I’m back!! Happy to announce we survived the first month with a newborn. Even happier to announce I’ve stuck with the cloth nappy routine since we arrived home from hospital.
Seeing people are only vaguely aware of the whole cloth nappy thing, I thought I’d share with you exactly what’s involved.
The nappy station
Here I have a few covers set up ready to go, plus all my spare liners. I use Green Nappy Co nappies (and Bubblebubs All-In-Two nappies as backup). I use these brands because they are Australian owned AND made. There are also the usual bum wipes (I use biodegradeable natural ones). You can also use nappy liners for your cloth nappies which makes the clean up process much easier (the liner catches the poo for easy disposal). These liners are Peapods and are toilet flushable and biodegradable.
I have two bins; one to hold soiled cloth nappies, the other to hold rubbish (soiled bum wipes etc). I chose pedal opening bins with a lid. Inside the bin is a bucket with a handle. It is kept dry (you do not soak cloth nappies).
I also have Moltex Oko biodegradable eco nappies for occasional use. I’m currently using them at night while my baby is recovering from nappy rash. These nappies have amazing eco credentials however they are three times the cost of a Huggies nappy! (Moltex Oko nappies are around 70c each, Huggies nappies are around 25c each).
Putting a nappy on
This is relatively easy. It depends what kind of cloth nappy you use, but The Green Nappy Co nappy is a fitted system with an insert that simply sits in the nappy cover. I have all my covers set up with an insert ready to go. Often you can reuse the cover and just put a new insert in. There is the option to also place a liner on top of the insert. Above is a great video that shows how the nappy works.
Removing a nappy
I open the nappy and remove the liner (if using) – placing it in the rubbish bin ready to be flushed down the toilet later (if you use a flushable liner). I then remove the insert, placing it in the nappy bin (note the importance of a pedal opening bin!). I check the nappy cover for spills. If its clear I grab a new insert (and new liner, if using) and place it inside the nappy and then place the nappy back on the baby.
If the nappy cover is soiled I put the whole thing in the nappy bin and get a fresh nappy cover & insert.
When the poo becomes more solid I’ll probably come up with an alternative system where I go and flush the liner soon after removing it. Or keeping it in the nappy and flushing it in the laundry toilet when I do the washing (if I can stand the smell after sitting there all day!).
You can choose to use a preventative nappy balm (preventing nappy rash) or a medicated cream if the baby is suffering or recovering from nappy rash.

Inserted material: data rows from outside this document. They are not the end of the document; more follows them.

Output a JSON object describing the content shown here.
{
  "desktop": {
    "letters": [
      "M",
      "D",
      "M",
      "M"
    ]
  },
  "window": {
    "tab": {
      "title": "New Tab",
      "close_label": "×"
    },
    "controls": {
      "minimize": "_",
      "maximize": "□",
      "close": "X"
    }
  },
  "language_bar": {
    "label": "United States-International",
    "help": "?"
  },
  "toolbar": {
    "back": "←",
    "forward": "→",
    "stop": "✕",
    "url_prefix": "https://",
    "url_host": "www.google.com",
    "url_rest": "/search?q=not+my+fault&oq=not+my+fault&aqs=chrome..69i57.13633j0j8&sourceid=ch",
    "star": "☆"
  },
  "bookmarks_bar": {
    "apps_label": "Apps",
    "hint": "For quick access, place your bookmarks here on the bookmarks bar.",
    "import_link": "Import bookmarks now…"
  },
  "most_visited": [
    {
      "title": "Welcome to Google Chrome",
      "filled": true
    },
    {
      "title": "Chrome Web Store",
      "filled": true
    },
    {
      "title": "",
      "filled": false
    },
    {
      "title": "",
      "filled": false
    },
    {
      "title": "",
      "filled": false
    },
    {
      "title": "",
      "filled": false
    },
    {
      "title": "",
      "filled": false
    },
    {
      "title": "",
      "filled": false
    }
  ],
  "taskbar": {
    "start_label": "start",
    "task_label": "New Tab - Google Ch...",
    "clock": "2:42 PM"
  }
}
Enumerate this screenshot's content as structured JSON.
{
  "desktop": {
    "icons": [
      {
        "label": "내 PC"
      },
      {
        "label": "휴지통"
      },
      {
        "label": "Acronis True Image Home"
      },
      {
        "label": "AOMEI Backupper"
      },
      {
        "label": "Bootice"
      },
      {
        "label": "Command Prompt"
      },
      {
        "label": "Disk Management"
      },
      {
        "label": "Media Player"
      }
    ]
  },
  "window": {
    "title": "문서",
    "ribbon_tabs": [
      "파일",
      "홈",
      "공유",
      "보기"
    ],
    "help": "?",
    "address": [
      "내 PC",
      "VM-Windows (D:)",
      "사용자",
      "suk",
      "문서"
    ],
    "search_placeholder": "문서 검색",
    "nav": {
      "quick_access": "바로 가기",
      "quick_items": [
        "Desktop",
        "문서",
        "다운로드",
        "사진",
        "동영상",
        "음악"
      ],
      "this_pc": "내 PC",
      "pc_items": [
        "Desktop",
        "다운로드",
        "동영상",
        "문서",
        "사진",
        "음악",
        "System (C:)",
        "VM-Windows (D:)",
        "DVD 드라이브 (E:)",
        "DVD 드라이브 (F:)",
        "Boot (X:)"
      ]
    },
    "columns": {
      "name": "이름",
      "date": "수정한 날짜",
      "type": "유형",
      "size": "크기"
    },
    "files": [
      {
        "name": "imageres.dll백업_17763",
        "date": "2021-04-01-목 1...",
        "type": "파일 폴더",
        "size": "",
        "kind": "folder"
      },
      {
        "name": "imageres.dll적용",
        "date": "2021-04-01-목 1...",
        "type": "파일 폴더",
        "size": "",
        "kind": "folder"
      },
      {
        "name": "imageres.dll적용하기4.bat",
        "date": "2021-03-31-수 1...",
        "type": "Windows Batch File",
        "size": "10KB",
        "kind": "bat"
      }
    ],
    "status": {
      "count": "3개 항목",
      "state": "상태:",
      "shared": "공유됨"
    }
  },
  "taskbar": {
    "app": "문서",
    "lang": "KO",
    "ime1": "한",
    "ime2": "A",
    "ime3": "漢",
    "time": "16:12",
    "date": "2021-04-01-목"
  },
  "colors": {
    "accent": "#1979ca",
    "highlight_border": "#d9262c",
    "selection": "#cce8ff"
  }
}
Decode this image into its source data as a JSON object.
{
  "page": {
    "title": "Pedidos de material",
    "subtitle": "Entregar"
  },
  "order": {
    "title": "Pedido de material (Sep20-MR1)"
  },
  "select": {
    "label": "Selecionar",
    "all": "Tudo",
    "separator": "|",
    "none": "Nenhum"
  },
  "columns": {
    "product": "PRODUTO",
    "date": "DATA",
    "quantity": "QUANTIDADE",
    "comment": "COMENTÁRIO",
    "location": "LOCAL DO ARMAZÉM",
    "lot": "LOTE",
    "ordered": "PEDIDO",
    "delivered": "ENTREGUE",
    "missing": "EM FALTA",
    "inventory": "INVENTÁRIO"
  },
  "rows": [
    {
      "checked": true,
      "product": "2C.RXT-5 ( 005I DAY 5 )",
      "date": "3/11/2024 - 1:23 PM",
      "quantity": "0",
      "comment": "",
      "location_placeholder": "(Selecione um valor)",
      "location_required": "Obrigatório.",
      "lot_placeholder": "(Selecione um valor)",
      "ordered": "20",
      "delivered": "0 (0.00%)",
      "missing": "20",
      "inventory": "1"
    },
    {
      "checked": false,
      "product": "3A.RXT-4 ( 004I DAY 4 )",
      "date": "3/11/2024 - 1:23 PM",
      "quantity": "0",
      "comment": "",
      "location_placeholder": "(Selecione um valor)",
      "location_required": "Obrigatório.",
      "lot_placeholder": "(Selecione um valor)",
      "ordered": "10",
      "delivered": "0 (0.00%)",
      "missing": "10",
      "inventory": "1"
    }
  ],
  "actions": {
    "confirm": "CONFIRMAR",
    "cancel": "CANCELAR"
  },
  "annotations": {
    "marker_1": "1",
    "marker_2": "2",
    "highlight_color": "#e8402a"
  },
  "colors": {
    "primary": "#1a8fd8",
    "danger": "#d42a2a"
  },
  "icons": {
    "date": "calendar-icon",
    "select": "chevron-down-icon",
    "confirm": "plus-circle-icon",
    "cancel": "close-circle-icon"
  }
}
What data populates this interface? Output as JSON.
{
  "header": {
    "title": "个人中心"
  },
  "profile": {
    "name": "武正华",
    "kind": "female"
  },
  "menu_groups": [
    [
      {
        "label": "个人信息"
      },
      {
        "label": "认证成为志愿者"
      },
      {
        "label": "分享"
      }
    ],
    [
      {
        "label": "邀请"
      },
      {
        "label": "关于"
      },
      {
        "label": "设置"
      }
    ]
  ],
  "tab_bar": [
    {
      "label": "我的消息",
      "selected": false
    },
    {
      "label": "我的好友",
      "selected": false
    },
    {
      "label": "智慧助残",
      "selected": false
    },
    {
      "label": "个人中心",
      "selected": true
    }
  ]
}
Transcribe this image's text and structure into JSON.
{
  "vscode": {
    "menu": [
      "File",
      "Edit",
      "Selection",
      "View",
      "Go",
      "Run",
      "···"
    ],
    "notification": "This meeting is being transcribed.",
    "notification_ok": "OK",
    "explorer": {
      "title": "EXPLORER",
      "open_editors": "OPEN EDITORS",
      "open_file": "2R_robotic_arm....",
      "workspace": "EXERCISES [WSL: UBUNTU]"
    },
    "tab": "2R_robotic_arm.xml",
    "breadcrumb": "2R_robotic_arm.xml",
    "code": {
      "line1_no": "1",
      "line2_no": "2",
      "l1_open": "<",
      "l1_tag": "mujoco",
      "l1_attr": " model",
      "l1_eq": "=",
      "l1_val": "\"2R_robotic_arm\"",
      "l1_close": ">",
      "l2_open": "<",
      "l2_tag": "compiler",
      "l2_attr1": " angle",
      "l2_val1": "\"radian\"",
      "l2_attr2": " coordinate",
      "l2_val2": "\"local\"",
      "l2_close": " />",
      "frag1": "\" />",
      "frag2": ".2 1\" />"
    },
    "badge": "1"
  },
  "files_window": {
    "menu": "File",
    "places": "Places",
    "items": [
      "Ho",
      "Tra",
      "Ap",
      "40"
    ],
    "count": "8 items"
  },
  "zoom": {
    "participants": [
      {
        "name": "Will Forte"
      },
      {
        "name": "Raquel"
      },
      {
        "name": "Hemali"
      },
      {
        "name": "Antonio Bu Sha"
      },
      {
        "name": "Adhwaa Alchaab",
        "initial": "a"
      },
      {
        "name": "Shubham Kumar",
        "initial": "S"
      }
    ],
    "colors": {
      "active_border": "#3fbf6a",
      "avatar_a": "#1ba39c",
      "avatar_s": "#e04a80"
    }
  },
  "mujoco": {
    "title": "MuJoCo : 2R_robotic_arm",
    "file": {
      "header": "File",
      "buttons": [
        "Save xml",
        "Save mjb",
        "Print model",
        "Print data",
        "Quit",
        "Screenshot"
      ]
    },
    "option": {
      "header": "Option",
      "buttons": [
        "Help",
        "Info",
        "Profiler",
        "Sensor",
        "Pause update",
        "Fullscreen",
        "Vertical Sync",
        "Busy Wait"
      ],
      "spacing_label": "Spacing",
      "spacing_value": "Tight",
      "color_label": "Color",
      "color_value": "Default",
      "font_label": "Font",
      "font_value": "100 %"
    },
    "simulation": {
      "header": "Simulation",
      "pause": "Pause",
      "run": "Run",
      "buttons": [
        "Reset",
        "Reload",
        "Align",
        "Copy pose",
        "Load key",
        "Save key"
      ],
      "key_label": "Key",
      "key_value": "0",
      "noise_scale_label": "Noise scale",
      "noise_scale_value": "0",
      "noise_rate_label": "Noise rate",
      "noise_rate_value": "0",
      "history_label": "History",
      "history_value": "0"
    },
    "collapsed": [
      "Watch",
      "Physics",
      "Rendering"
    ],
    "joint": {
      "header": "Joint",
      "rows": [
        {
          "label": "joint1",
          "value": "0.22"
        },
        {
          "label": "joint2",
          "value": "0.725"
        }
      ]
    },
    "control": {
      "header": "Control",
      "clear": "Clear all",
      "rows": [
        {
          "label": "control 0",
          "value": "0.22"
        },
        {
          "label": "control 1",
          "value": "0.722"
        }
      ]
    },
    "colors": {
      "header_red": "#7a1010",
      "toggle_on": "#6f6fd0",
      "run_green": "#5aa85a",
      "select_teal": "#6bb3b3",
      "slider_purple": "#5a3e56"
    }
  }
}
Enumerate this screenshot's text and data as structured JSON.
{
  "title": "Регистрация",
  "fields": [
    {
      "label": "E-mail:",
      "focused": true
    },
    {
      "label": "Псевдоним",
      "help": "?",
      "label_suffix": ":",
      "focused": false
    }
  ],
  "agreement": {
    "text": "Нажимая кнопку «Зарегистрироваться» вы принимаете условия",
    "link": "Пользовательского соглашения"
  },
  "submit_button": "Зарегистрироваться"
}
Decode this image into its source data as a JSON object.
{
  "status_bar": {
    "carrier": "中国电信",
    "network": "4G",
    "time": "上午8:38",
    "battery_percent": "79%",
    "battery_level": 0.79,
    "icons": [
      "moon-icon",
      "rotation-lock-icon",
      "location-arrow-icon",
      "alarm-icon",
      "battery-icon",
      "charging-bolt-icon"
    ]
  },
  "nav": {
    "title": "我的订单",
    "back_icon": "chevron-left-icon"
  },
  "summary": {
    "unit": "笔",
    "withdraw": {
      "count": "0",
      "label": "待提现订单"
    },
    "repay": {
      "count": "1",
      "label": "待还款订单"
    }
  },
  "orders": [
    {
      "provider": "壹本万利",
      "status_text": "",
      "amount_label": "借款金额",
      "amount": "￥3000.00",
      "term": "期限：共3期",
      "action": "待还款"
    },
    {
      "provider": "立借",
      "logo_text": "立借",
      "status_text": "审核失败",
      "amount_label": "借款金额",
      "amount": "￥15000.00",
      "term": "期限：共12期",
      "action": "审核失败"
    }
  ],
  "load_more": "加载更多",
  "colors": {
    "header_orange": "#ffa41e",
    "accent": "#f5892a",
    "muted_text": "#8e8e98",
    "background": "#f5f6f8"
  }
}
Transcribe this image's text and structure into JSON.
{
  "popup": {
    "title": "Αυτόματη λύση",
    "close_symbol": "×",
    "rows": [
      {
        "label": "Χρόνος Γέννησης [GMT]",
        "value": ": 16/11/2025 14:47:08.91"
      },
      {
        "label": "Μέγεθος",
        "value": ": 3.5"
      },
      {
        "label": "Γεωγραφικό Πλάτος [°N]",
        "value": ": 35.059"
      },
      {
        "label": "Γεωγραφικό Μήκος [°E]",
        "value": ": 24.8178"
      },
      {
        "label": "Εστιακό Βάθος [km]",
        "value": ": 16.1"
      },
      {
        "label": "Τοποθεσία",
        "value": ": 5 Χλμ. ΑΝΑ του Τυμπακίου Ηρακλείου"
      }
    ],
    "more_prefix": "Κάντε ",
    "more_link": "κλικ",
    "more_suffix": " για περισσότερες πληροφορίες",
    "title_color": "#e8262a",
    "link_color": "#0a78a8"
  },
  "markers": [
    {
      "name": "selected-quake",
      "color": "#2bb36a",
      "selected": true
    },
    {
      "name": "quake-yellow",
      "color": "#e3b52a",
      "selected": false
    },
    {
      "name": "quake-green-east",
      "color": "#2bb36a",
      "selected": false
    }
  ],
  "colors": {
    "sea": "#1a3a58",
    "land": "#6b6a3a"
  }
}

This is important as a wet cloth nappy can be slightly damp on baby’s bum which causes/irritates nappy rash. Disposables are very dry which is why we keep them for occasional use.
I wash my nappies every day. I only bought 4 newborn size covers which can easily all be soiled in one day. The more covers you have the less frequently you have to wash.
Every morning I remove the bucket from the bin and take it to the laundry. I stack the nappies in an inserts pile and covers pile. I then rinse any poo off into the sink. (This is only applicable while it’s runny newborn poo – once its more solid the liners should take care of the poo, which will be put in the toilet and there should be minimal rinsing). I put all the inserts into the washing machine and then fasten all the Velcro together on the covers before putting them in. As per the instructions I use low-chemical eco detergent and only a quarter of the recommended amount. As its winter and I’m not usually able to dry them in the sun, I use a warm wash on a long cycle. In summer I’ll use a cold wash and let the sun bleach the smell out.
I then wipe down the laundry bench and the inside of the bucket with an eco detergent spray. The bucket then goes back into the nursery (before I forget!!).
When the washing cycle is done I hang all the nappies out. The best (ideal) place is outside in the sun. Not only do they dry quicker, but the sun acts as a natural bleach which rids the nappies of any smell and actually bleaches stains out. Unfortunately for me its currently winter so I’ ve mainly had to hang them inside next to the heater.
Obviously I have to time the washing and hanging of the nappies around naps. I have on occasion put baby in a sling so I can get it done.
When my baby got nappy rash we put him into the eco nappies fulltime but quickly went through our small stockpile. I was annoyed to, as an emergency, go and buy a small packet of Huggies to get us through before we could get to the store that sold the eco nappies. I felt the most enormous guilt at each nappy change. The rubbish piled high and I thought about how that was going to take 100 years to break down – how the nappies would probably outlive my baby. This kind of reasoning is how I came to choose using cloth nappies.
I’d say having cloth nappies takes about a maximum of half an hour of my day more than disposables would. It’s really not that much considering how much landfill I’m saving the environment!
I’d love to know if anyone has a better system in place? It’s funny how you come up with your own systems without much guidance even if it’s not the most efficient). Heck, I had only changed a few nappies in my life before having my own baby let alone figuring out a cloth nappy routine! This system came into place after some trial and error but it seems to work for me!